When Omar opened his eyes, the nurse had drawn enough blood to fill four vials. She led Hanan to a room that had once been a storage area. Brooms and buckets lay about. A cot with an army grey blanket was pushed up against the wall. Light flowed weakly from a naked bulb. It reminded Omar of an empty cell, smelling of cement.

Abu Ramsey pressed Omar’s hand and promised to return in the morning. It was best that they stay until they received the results from the blood tests. Khaled curled up on the floor and tried to fall asleep
When he yawned, Omar saw his gums and incisors. Fatha squeezed into bed with Hanan. Pain and fever pushed out her cries.

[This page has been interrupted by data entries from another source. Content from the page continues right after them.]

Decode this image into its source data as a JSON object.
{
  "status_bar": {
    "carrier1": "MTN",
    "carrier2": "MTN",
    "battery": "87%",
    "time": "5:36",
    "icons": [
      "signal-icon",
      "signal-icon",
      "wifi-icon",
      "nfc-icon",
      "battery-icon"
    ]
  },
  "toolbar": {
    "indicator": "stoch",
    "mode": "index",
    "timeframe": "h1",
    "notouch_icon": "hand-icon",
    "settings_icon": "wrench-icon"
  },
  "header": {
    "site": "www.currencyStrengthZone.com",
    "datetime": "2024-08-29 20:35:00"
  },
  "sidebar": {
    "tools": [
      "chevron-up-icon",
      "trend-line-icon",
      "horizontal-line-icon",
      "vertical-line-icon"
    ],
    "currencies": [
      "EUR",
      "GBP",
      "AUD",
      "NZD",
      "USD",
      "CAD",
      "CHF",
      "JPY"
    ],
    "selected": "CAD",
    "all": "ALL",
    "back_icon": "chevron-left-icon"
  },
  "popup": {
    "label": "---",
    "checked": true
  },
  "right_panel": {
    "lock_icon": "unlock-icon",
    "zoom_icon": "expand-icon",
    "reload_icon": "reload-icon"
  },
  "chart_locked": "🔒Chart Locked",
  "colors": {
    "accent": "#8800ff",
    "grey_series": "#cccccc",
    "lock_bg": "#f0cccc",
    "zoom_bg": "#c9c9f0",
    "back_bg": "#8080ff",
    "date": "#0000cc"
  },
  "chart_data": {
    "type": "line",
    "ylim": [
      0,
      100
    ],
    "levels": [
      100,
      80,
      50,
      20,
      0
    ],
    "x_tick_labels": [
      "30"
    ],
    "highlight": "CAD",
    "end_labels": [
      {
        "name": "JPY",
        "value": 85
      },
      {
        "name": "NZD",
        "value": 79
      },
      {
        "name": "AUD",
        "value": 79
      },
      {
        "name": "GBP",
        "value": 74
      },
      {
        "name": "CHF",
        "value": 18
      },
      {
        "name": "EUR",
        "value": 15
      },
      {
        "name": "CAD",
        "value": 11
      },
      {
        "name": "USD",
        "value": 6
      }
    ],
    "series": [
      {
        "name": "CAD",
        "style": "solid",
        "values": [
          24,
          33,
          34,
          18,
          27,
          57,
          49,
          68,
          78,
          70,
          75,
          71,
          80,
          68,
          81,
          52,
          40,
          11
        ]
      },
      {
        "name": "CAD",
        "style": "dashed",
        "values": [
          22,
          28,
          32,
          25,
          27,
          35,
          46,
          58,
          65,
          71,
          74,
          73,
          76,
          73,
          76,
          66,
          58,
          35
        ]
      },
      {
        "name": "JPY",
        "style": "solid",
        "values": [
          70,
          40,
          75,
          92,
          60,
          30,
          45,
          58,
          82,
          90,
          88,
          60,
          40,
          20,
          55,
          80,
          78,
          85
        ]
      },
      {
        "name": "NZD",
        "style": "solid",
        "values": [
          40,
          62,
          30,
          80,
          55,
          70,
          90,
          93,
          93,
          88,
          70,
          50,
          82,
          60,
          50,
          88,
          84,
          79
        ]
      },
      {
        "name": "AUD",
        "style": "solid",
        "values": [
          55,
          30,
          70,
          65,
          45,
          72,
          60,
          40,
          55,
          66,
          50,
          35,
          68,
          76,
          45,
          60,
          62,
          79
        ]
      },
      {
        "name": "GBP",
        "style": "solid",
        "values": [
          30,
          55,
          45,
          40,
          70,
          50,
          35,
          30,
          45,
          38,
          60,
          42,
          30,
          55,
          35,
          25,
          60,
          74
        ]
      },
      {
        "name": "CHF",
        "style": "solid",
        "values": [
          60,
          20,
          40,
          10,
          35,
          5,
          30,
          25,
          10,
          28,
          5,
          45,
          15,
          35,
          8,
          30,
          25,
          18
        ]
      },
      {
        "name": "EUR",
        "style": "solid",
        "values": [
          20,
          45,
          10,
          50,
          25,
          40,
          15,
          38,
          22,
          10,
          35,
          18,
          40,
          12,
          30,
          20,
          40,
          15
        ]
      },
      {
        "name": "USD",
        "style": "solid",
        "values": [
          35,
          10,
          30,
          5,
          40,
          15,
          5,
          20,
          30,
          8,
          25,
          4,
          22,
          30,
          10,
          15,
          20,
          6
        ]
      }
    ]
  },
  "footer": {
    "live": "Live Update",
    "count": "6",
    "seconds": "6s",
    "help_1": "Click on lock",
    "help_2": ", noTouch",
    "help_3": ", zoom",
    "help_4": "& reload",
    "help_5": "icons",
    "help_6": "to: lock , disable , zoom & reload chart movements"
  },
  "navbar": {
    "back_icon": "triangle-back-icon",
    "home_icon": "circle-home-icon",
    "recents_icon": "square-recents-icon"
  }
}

Omar stood in the doorway. His thoughts were interrupted by the agony that ebbed and flowed from the hallway. First staccato shrieks, then a legato moan. Hours later, the rain had stopped and Omar went outside for a smoke. The streets were a dark river underneath the night sky. In the beginning a flood was only rain. It was neither as sudden as an earthquake nor a fire. The rain should have been harmless. Instead, it made Omar feel much smaller. The black universe swallowed him up.

One cigarette after another, the dawn finally appeared. In the earth’s copperish light, wrinkled laundry hung in the muddy sky. People waded through the flood waters. One father carried his daughter on his shoulders like a trophy despite their losses. The flood reminded Omar of a rare snow in Gaza. It was harmless in the beginning, but then it went as grey as ashes once it hit the ground.

Omar’s phone rang. It was Fatha. There was no crying in the background, but she told him that the doctor wanted to speak to him. He had the results from the blood tests. Omar stomped out his last cigarette. He felt the nicotine charge through his veins.

Khaled sat next to the door, his head cocked toward someone’s radio blaring from the hallway. Amna was busy cleaning the sink in their tiny room.

Hanan lay in bed. Her breath was peaceful and her eyes were closed.

Fatha leaned into Omar’s ear. “I promised the doctor some videos in exchange for sleeping medicine.”

The doctor turned away from the IV drip and shook Omar’s hand. He spoke slowly and stiffly. “Your daughter has leukemia.”

“Please, speak in Arabic. I don’t understand the English,” said Omar.

“Hanan has cancer.”

Cancer. The word was like the storm outside.


The Tunnel is based on Gail Chehab’s recently completed novel by the same name. Chehab’s first novel, The Echo of Sand, was published in November 2009 by Mid-List Press after she won the First Series Award. Her writing has been recognized as Honorable Mention for the Zeotrope: All-Story Fiction Contest and chosen as runner-up for the San Diego Book Award. She has also been featured and honored by numerous publications including Ohio State University’s The Journal, The Briar Cliff Review, Carve Magazine, Cutthroat Magazine, South West Writers, Santa Fe Writers Project, Chautauqua Literary Journal, New Millennium, New York Stories, and the Pacific Northwest Writers Association’s awards. The Tunnel is based upon her family’s journey as she sought a cure for her daughter who had leukemia. Chehab and her family live in Oregon.